Have you ever been confused about the difference between a credit and a debit card? It’s easy to see why. Debit cards and credit cards are accepted at many of the same places. They both offer convenience and eliminate the need to carry cash. They even look similar.
The fundamental difference between a debit card and a credit card account is where the cards pull the money. A debit card takes it from your banking account, and a credit card charges it to your credit line.
A credit card is a card that allows you to borrow money against a line of credit, otherwise known as the card’s credit limit. You use the card to make basic transactions, which are reflected on your bill; the bank pays the merchant, and later, when you receive your bill, you pay the bank.
You will be charged interest on your purchases. To avoid paying interest, don’t carry a balance over from month to month. Credit cards have high-interest rates, and your credit card balance and payment history can affect your credit score.
Paying on time and in full will help you avoid interest and late fees and maintain or even improve your credit score.
Below are other facts about credit cards:
Debit cards offer the convenience of a credit card but work differently. Debit cards draw money directly from your checking account when you make the purchase. They do this by placing a hold on the amount of the purchase. Then the merchant sends in the transaction to their bank, and it is transferred to the merchant’s account. It can take a few days for this to happen, and the hold may drop off before the transaction goes through.
You will have a personal identification number (PIN) to use with your debit card at stores or ATMs. However, you can also use your debit card without a PIN at most merchants. You will sign the receipt like you would with a credit card. Below are some other facts regarding debit cards.
Debit cards make it more difficult to overspend since you’re limited to only the amount available in your checking account.
With a credit card, you run the risk of spending beyond your means. Just because your credit limit is $1,000 doesn’t mean you can afford that sort of spending in your monthly budget.
Plus, debit cards offer the same convenience as credit without requiring you to borrow money or pay interest or fees on your purchases. Choosing debit is great for managing your money and helping you live within your means.
On the other hand, some credit cards offer additional insurance on purchases and can make it easier to request a refund or a return. However, many companies are reducing or withdrawing these benefits.
You should carefully read the disclosure information for your credit card to understand the benefits.
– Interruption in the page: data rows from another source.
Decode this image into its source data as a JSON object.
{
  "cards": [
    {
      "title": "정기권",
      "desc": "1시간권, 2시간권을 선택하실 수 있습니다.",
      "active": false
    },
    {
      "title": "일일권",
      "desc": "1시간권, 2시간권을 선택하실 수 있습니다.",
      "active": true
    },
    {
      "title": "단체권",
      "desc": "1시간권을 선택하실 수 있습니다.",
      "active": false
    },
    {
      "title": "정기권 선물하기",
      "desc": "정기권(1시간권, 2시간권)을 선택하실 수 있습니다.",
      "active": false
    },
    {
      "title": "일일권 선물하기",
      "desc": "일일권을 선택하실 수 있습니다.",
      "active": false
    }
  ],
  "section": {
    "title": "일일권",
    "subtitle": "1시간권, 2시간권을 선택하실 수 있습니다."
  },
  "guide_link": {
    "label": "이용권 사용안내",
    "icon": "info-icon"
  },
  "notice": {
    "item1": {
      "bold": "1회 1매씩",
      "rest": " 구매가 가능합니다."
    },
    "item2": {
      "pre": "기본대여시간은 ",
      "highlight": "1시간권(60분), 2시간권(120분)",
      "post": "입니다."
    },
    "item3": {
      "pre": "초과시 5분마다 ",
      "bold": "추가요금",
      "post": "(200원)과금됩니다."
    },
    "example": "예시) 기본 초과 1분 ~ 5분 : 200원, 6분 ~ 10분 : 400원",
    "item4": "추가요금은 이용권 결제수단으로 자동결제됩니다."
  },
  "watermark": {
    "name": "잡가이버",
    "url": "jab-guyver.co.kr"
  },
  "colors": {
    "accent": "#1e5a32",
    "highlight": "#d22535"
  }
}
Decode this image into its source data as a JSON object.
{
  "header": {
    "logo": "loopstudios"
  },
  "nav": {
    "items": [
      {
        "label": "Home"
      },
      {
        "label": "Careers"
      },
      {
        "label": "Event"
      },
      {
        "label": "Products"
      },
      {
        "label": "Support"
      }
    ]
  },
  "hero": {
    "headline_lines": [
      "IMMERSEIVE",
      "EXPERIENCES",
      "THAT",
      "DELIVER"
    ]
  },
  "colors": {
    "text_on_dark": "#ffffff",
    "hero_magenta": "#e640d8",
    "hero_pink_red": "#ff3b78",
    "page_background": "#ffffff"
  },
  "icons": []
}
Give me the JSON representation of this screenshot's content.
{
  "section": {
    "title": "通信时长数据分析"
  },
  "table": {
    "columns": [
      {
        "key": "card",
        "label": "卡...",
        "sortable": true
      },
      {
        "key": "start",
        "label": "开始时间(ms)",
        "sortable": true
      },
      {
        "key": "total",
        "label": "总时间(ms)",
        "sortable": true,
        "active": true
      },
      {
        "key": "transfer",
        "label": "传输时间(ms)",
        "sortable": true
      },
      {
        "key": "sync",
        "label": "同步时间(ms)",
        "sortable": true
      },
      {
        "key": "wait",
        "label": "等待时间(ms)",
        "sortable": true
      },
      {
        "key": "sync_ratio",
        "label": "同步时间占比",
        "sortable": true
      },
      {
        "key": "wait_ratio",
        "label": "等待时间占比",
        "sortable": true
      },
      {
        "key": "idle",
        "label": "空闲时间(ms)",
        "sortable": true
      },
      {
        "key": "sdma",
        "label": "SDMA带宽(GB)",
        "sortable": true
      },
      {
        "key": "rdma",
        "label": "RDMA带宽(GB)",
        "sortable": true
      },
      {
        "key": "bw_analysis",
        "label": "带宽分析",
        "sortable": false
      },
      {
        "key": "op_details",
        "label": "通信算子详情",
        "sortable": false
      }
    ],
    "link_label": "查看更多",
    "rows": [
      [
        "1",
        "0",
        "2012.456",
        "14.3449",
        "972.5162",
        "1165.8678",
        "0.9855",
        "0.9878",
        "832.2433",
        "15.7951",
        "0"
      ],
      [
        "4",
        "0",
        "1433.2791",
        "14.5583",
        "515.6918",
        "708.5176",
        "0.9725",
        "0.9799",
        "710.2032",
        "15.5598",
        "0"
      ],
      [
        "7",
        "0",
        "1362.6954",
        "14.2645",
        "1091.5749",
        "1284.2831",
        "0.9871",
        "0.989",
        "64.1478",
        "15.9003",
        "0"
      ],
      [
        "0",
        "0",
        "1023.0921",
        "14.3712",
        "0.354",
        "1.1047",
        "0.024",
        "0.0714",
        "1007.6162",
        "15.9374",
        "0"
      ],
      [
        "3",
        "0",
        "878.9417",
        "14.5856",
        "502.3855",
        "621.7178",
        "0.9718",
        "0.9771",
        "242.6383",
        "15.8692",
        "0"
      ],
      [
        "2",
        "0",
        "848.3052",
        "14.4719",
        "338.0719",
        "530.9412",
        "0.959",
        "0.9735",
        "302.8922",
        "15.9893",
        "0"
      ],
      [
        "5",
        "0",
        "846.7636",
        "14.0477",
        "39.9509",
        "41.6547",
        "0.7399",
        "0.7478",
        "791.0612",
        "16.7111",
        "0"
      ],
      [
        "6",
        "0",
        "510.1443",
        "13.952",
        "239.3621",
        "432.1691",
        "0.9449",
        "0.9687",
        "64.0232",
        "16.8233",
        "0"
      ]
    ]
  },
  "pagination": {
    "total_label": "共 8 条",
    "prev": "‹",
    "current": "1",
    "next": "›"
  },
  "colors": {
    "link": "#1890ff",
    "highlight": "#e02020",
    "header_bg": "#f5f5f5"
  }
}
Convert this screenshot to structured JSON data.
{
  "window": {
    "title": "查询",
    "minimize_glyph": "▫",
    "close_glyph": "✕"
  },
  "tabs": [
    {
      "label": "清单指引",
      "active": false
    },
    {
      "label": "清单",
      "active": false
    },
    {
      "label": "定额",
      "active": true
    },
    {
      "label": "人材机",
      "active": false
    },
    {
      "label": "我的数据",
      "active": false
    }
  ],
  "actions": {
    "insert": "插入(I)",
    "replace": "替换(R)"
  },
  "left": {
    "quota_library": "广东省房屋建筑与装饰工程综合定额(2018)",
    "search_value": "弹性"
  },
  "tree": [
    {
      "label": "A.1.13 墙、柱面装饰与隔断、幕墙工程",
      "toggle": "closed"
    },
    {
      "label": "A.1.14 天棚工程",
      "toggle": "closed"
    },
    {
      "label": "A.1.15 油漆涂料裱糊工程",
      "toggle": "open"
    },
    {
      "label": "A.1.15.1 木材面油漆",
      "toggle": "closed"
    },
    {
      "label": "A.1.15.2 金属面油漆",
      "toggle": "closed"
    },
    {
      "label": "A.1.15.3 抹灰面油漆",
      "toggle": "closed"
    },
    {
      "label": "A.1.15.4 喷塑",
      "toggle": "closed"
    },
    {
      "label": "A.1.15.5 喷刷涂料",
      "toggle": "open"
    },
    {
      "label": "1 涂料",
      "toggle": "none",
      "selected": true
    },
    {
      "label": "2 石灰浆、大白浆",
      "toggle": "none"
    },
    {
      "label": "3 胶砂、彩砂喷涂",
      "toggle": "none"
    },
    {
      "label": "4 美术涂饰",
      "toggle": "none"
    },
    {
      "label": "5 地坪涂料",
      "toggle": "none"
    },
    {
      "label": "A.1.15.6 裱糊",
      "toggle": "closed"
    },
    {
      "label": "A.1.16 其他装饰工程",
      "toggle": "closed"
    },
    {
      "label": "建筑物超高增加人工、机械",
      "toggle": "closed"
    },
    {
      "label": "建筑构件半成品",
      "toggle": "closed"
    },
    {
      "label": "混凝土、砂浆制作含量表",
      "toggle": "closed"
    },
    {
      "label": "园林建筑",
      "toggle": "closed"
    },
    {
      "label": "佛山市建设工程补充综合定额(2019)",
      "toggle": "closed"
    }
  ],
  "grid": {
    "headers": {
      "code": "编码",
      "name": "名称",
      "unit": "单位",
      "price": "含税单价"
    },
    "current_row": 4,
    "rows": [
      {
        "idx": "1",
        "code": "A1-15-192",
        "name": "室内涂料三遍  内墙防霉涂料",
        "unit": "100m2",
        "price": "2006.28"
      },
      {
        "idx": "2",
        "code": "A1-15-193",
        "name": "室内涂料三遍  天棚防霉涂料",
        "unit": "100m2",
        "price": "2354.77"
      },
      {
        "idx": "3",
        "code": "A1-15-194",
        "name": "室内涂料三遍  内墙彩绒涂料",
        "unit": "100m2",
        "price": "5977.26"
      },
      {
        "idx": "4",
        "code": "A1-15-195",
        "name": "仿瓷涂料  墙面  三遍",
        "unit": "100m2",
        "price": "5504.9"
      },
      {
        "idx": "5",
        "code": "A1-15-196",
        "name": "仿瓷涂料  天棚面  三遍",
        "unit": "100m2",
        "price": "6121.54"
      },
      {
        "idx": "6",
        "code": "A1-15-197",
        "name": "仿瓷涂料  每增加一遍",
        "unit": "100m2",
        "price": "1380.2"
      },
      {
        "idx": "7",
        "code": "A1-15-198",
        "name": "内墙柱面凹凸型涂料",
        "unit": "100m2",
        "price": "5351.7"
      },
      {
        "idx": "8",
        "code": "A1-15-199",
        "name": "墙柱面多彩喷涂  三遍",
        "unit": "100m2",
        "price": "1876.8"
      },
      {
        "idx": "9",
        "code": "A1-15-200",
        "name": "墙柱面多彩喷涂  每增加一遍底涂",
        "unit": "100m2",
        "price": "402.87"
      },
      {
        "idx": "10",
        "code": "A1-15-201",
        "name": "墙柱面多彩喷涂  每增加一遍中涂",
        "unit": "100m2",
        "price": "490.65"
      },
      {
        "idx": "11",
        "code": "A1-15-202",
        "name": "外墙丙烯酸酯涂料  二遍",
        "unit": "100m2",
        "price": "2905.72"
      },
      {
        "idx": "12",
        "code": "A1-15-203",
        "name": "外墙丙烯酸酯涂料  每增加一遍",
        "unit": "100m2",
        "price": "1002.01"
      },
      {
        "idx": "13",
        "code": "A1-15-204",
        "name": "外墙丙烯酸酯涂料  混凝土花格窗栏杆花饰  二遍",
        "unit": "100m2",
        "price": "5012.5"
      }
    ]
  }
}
Finally, credit cards can help cover you in an emergency, giving you a month to come up with the cash before the bill comes due. This safety net could be helpful if you find yourself needing to pay for something big before a check comes in but beware: depending on credit for emergency spending sets you up for expensive interest if you can’t pay in full by the due date. A better solution is to keep an emergency fund on hand.